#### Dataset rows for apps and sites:
====
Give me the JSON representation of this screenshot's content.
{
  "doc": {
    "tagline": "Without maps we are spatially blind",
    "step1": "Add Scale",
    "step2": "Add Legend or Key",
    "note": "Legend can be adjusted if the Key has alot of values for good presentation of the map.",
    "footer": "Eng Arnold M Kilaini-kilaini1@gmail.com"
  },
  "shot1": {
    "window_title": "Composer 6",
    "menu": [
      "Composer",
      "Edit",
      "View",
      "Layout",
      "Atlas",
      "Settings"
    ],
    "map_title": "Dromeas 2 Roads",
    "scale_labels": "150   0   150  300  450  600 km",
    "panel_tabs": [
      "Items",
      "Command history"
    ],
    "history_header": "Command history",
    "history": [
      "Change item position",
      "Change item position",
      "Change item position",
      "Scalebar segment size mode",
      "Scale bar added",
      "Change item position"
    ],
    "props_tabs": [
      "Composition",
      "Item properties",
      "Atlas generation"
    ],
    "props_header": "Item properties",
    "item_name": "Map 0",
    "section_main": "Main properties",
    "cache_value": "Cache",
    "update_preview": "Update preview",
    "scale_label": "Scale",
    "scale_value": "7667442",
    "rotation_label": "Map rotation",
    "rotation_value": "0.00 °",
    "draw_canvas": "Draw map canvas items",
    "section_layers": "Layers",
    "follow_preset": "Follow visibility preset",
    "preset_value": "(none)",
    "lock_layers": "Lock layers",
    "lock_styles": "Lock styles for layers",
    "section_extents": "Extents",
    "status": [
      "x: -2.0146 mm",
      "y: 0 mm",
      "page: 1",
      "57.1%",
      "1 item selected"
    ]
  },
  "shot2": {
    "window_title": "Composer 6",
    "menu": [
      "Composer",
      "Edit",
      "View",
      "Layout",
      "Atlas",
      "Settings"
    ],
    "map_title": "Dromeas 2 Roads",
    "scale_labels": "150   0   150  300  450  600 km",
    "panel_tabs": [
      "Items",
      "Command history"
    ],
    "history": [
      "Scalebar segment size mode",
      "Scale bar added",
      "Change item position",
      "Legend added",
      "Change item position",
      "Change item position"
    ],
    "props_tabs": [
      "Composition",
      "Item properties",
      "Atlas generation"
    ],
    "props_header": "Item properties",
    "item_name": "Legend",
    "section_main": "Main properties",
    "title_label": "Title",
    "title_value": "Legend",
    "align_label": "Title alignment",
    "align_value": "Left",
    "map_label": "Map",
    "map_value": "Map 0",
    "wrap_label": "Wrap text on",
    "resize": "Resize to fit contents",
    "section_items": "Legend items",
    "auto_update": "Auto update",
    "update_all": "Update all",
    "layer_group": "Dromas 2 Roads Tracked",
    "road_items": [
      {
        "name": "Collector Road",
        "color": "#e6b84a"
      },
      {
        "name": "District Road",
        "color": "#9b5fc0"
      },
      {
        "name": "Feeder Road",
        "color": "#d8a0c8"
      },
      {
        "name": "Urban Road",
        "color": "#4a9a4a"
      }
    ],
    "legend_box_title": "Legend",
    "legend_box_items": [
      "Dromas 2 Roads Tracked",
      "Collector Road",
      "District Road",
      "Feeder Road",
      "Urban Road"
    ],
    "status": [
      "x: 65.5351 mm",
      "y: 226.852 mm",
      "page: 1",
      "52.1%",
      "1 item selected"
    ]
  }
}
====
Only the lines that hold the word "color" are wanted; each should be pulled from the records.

        "color": "#e6b84a"
        "color": "#9b5fc0"
        "color": "#d8a0c8"
        "color": "#4a9a4a"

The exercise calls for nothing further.